Recently a Cambridge man was fined for damaging property after he had been drinking Abbot. He told the police "Abbot is too strong for me". After hearing this the presiding Magistrate replied "Abbot is strong. I should try the bitter next time!"

Adnams the brewers have taken over The Red Lion, West Wratting, and last week the first pint of their popular beer was pulled by the new hand-pumps. The new tenants are Brian and Geraldine Sparkes, who have been in the trade for six years, and have come to a country pub for the first time. They held licences in Greenford and Romford.

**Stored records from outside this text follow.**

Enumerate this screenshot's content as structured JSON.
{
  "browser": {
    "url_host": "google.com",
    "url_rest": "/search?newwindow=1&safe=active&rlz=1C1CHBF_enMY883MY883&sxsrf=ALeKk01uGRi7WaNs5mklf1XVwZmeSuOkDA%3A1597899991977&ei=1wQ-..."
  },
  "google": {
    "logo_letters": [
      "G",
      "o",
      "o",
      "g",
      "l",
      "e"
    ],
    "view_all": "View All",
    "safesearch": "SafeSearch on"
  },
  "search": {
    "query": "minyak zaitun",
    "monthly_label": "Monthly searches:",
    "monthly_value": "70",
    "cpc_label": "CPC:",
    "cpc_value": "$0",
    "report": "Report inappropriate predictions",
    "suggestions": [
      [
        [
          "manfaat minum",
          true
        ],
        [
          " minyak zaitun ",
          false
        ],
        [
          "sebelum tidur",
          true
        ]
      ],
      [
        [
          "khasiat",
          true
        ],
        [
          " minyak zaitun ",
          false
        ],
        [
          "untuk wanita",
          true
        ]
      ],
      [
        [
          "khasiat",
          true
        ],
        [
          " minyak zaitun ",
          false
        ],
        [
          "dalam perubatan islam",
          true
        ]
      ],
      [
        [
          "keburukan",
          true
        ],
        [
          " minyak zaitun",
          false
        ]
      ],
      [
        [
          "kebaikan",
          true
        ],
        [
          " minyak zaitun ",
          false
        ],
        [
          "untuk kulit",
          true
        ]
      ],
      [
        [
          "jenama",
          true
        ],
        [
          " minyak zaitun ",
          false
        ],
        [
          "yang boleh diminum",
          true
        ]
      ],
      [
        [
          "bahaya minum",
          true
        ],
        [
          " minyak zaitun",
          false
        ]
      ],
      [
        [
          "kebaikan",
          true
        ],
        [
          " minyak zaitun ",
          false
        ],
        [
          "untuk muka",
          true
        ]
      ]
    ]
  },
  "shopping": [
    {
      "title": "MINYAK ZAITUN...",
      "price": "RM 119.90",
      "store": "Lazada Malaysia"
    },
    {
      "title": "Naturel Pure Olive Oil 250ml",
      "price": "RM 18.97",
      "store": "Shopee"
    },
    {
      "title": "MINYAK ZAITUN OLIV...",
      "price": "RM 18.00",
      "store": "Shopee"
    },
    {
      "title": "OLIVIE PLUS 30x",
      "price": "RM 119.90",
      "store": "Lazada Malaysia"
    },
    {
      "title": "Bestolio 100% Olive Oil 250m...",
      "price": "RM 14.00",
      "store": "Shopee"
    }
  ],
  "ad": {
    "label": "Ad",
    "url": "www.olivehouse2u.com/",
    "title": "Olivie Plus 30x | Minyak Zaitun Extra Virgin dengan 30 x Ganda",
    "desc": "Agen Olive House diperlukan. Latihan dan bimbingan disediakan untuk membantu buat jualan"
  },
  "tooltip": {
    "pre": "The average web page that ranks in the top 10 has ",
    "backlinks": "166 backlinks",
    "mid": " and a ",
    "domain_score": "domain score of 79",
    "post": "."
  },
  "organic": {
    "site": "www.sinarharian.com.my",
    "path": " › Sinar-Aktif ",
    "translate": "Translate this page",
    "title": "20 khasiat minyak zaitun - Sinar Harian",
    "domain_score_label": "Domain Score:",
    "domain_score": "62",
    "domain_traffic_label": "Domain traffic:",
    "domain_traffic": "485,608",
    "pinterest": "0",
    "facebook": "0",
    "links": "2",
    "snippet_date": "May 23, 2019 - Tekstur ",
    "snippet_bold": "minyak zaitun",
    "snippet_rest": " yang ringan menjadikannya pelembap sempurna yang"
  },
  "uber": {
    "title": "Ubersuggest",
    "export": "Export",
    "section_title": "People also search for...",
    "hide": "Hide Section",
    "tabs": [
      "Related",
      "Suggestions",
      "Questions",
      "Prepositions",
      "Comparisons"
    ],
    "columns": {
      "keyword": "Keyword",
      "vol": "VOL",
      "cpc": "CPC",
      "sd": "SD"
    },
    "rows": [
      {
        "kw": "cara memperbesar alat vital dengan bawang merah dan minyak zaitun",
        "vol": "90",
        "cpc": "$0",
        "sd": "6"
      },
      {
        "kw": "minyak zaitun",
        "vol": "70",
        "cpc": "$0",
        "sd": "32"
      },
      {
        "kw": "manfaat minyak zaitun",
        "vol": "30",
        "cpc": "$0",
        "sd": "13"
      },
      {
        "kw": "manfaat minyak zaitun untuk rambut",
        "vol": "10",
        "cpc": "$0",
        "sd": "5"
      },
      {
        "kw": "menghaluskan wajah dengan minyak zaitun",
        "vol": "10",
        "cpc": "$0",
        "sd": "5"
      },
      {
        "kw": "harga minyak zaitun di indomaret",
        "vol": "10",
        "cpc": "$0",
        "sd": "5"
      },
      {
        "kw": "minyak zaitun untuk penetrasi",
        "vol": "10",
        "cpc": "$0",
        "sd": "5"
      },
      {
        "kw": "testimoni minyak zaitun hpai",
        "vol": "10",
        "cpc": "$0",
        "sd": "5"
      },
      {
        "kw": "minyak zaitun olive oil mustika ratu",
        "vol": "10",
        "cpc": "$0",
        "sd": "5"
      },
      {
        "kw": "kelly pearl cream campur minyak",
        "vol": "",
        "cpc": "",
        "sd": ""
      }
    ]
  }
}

Geraldine is a folk singing enthusiast and plays the guitar, and Brian says he is going to take up jogging. They hope to do bar food in the pub, which is the third one Adnams have aquired in the area this year.

Ind Coope pubs in the Cambridge are settings a new look and a new beer to capture the traditional flavour of pub life. The first step has already been taken by Ind Coope, who have resurrected the Benskins name at their Watford Brewery. The change-over will be complete in five years and follows market research which shows drinkers want their pubs to have a more traditional image. Among the pubs which will come under the Benskins banner will be The Mitre and The Red Cow in Cambridge City centre. However 20% of the Ind Coope pubs will retain their present identity to give the customer their choice. The main changes will be redecoration and a new real ale. "We will be producing a real ale for Benskins pubs which will only sell in Benskins pubs, and likewise reel ale for Ind Coope", said a Company spokesman. Ind Coope took over Benskins in 1956 and closed down the brewery in 1972.


ALE Monthly No. 191 March 1980 : Next section
Cambridge & District CAMRA